So I was talking about ebook ‘performance’ and pub/author invisibility earlier, now let’s add in Kathryn Rusch’s article (go have a look, it’s interesting… about traditional publishers making more money via e-publishing than from print.) The gist of it is that while book stores are going down, and it’s only the less profitable e-sales that’re going up, publisher’s profit margins are increased over last year!
Part of this is the joke that has always been played on publishers: returns. That meant that in order to sell one print book, they had to print two and take a loss on the one of them. See how this is different in the ebook world? Sure.
But primarily she is talking about the change in the distribution of income streams from ebook as subsidary right (50% of cover price) to plain old rights (~25% of publisher’s net.) The upshot is that while the overall pot of money being earned may be the same (or slightly smaller), the expected income from ‘subsidary’ ebooks has shifted, ever so slightly, in the favour of publishers from the authors (yay.)
Note her stating she has made worse deals than that, in order to leverage the publisher’s sales for her indie books. … we’ll get back to this!
So let’s look at what I meant by publishing performances. Michael Allen’s “wreader” is a wonderful term to start with: a part of hypertext theory, this is generally considered the action of a reader taking part in co-creation of a piece of hyperlinked fiction. Great (no I don’t do hypertext fiction.) Instead, I re-purpose the idea here as a kind of textual performance; where it’s the reader community who performs the reading in public. Related to Reader-response, this should form a para- and meta-textual actualisation of indeterminacies, much as a ‘hyperwork’* to the static hypertext link-network itself. Yeah, think ‘reading group,’ fanfiction and derivative works, annotations, all an integral part of the presentation of the seed text itself.
And why is this important? Because looking at other media industries, the performance events of film (cinema) and music (concerts) are the new growth areas—and particularly for the music industry, it is for the artists. This is not to say that studios aren’t getting into this with new contracts which look for a cut of what was traditionally been ceded to artists as a ‘gift,’ but the significance of this is that the ‘artist’ has to be there for this to work!
True that the idea here rests on the (w)readership being the performers of the hyperwork (book) text, but the author (and publisher) must also be a part of the performance—a performer/conductor ‘first amongst equals.’ And this is not an instance where the publisher and author can become invisible. They are integral to each instance of the reader entering the textual performance (see, I told you I was coming back to the previous post!)

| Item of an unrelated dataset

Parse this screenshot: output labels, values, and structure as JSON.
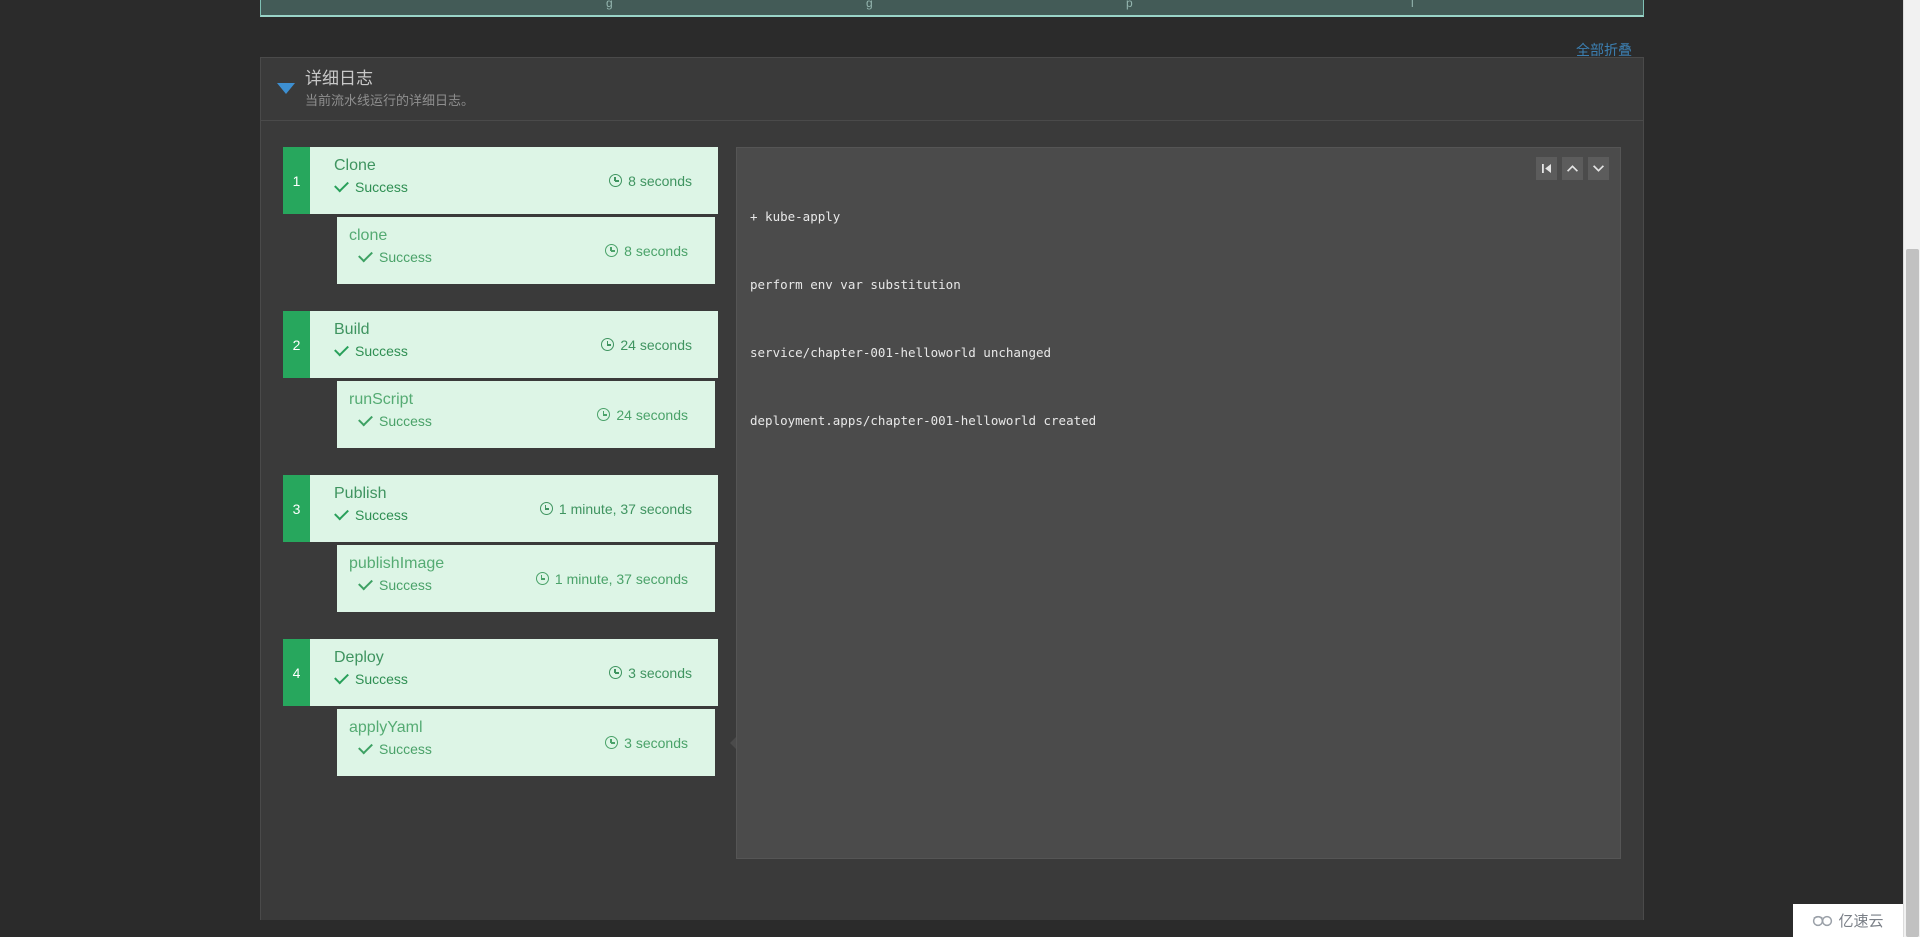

And now to return to Rusch… she talks about making lesser deals to leverage her self-published works, and in fact this should work just as much for publishers as for individuals. Publishers need to leverage their backlist in order to up visibility and their branding as well, perhaps moving to a subscription-based format (like Disney’s amazing deal) and drawing authors in on an ongoing collective bargain.
Given this longterm deal, publishers paying authors an ‘embargo’ in order to gain exclusivity of performance allows for two things: it leaves the ebook rights pretty much where they are (never hope for that much more when it comes to law…), and it allows authors a security of an ongoing salary which is leveraged by publishers to heighten the worth of all their backlist. It’s a win-winner!
*Wanders away, pleased with himself…*
*Landow briefly discusses a kind of hyperwork, where he too cites Iser’sReading Process to describe a reader’s actualisation of a text via navigation of hyperlink. Perhaps my use of the term could better be called hyperwork 2.0, where linked readings display response. This still leaves the individual reader to fill the atomic textual indeterminacies, however, I feel it meets the spirit of Reader-response in a linked world view. It’s a way of performing the actualisation process in public.